*** EXERCISE DATA ***

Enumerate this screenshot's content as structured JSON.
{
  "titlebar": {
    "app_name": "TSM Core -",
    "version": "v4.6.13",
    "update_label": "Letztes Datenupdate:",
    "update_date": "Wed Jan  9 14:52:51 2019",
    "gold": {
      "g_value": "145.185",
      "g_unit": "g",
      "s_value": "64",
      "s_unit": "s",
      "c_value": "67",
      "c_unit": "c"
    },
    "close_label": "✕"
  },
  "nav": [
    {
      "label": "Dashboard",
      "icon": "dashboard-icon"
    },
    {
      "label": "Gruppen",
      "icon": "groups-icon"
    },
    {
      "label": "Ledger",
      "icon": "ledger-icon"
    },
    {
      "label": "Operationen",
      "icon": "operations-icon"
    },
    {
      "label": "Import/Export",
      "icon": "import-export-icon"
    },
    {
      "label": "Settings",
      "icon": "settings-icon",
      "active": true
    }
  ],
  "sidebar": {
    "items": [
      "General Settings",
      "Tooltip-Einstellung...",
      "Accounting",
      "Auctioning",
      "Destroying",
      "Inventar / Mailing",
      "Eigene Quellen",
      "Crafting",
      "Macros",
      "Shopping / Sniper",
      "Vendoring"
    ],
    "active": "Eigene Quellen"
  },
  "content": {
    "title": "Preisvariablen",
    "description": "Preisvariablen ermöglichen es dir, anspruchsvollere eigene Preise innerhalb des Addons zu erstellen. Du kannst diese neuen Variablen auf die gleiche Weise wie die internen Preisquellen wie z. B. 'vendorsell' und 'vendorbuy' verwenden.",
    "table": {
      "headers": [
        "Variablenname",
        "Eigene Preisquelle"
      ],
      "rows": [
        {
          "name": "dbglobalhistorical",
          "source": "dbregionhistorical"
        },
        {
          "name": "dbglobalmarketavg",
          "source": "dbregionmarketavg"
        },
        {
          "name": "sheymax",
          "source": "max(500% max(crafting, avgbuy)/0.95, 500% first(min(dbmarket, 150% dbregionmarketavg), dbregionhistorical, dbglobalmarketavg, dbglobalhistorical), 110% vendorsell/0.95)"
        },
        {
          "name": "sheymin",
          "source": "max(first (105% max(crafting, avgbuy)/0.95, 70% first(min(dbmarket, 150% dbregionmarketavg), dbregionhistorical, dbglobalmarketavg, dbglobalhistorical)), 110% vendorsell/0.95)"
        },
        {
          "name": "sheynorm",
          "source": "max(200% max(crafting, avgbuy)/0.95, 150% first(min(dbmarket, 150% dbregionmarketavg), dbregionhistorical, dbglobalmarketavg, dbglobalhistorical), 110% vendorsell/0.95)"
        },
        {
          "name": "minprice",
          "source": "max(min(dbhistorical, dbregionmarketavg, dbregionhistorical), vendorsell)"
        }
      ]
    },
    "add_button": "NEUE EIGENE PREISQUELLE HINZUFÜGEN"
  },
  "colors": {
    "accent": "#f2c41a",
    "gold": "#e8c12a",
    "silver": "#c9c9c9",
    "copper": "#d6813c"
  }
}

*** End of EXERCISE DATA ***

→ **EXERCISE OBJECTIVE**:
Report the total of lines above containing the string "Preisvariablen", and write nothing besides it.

→ **SOLUTION FOR THIS TASK**:
2